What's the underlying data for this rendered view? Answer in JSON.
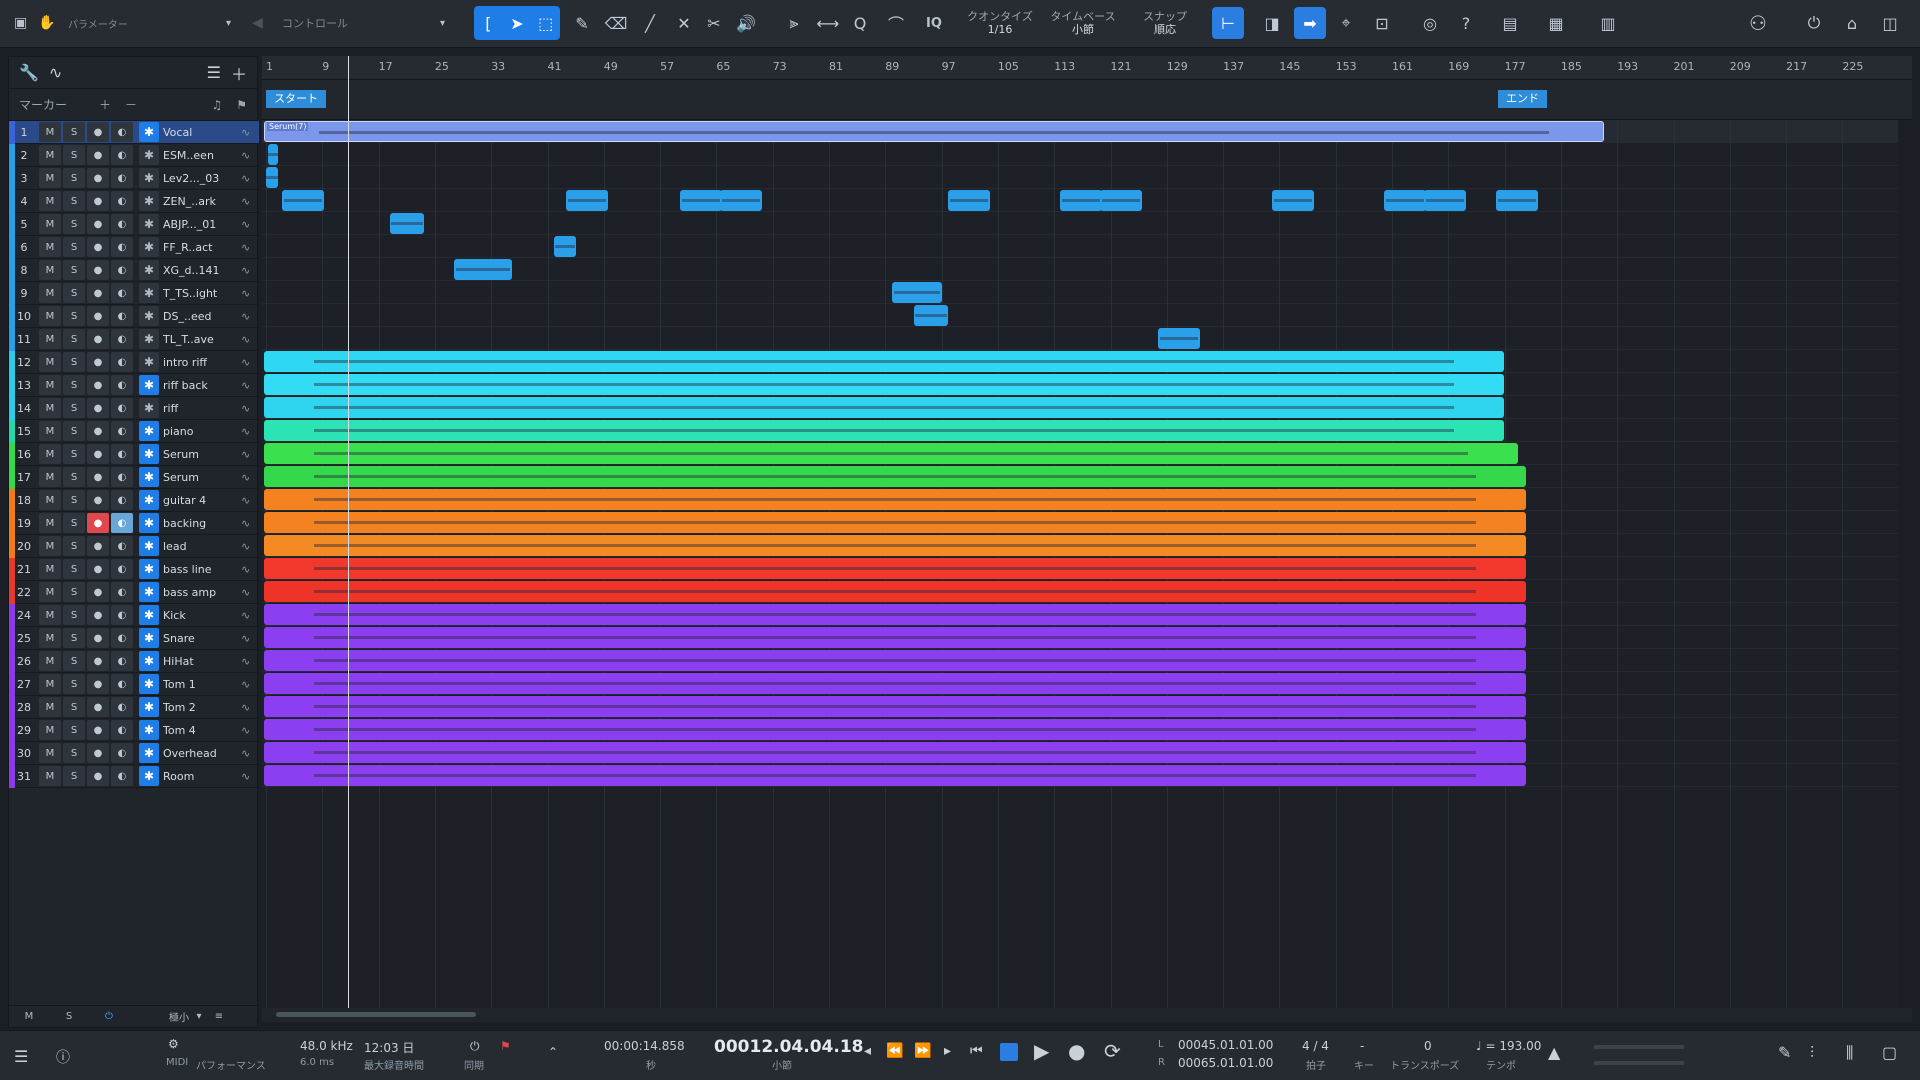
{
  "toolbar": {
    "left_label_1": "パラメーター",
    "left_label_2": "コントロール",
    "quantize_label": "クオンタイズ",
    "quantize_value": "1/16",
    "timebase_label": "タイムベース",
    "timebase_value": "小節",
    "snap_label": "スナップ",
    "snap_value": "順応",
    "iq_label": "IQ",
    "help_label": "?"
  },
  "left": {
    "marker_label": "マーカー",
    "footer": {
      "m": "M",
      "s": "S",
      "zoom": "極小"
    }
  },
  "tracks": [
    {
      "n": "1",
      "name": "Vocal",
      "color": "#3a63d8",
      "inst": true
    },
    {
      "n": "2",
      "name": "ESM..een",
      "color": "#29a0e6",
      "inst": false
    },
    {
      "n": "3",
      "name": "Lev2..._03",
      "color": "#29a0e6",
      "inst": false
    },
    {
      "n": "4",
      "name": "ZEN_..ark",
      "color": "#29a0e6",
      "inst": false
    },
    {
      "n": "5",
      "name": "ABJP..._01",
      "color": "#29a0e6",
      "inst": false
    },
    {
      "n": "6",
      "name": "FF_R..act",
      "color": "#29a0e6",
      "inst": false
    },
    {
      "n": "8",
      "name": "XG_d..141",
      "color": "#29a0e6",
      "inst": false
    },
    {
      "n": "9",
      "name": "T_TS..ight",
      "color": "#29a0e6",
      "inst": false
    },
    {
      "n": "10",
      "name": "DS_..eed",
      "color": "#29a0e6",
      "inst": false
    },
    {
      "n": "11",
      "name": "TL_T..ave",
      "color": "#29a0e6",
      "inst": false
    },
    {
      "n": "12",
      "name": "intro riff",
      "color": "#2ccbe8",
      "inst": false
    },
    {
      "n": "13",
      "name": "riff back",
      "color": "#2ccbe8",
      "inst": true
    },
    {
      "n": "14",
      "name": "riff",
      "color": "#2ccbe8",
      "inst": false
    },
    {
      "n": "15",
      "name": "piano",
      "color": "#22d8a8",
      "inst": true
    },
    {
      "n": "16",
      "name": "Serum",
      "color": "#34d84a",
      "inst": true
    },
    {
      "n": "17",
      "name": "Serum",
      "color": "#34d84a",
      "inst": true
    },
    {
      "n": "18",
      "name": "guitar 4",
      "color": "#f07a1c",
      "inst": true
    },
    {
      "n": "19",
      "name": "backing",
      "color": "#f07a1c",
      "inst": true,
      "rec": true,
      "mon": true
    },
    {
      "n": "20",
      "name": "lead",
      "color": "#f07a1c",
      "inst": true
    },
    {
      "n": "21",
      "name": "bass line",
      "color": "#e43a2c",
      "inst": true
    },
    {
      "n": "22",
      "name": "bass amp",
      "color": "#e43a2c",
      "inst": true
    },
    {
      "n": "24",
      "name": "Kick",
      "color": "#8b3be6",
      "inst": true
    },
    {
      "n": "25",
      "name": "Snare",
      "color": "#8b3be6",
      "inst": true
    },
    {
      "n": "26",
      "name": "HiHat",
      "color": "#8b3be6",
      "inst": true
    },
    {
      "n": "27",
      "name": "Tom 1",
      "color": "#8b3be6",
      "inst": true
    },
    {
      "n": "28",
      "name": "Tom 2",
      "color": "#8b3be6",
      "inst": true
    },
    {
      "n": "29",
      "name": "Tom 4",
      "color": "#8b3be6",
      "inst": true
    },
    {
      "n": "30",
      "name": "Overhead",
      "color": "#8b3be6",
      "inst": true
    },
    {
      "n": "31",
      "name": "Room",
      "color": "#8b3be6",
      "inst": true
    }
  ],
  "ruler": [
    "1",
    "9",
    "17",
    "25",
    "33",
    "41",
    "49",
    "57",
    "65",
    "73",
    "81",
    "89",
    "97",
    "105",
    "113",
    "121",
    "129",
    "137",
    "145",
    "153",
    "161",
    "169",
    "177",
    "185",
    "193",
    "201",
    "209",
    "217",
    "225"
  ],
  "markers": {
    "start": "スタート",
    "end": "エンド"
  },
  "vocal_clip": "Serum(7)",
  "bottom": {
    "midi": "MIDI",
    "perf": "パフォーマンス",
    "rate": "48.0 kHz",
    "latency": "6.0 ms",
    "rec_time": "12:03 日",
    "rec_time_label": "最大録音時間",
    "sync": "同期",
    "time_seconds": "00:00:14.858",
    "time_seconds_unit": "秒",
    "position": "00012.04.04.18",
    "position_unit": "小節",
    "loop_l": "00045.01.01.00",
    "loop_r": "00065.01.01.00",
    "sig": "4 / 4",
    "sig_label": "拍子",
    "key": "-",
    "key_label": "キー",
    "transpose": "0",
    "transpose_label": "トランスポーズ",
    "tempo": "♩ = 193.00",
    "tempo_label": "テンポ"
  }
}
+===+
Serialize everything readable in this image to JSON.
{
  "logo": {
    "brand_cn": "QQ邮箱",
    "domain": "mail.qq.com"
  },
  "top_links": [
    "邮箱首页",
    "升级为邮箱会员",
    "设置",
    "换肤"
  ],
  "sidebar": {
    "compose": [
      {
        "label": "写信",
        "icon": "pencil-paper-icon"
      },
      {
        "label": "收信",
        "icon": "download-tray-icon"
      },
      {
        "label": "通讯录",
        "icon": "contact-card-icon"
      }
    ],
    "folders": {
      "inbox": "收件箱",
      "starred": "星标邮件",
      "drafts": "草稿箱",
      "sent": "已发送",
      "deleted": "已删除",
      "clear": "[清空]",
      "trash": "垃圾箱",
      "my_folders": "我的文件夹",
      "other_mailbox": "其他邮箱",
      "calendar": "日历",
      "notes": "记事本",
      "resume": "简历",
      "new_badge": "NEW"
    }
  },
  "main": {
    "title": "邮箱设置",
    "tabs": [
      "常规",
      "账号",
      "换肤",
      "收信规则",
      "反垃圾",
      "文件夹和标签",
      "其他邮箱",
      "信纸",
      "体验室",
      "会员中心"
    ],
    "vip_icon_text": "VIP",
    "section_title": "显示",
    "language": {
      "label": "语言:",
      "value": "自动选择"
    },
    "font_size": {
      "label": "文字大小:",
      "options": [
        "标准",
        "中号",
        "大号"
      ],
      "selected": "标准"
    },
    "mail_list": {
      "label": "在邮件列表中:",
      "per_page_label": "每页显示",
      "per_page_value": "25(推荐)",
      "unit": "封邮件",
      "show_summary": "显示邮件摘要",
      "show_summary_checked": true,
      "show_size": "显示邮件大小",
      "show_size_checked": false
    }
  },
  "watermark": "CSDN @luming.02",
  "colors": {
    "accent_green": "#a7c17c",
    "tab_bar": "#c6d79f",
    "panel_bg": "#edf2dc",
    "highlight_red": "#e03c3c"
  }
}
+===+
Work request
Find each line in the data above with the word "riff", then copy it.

Answer to this problem
      "name": "intro riff",
      "name": "riff back",
      "name": "riff",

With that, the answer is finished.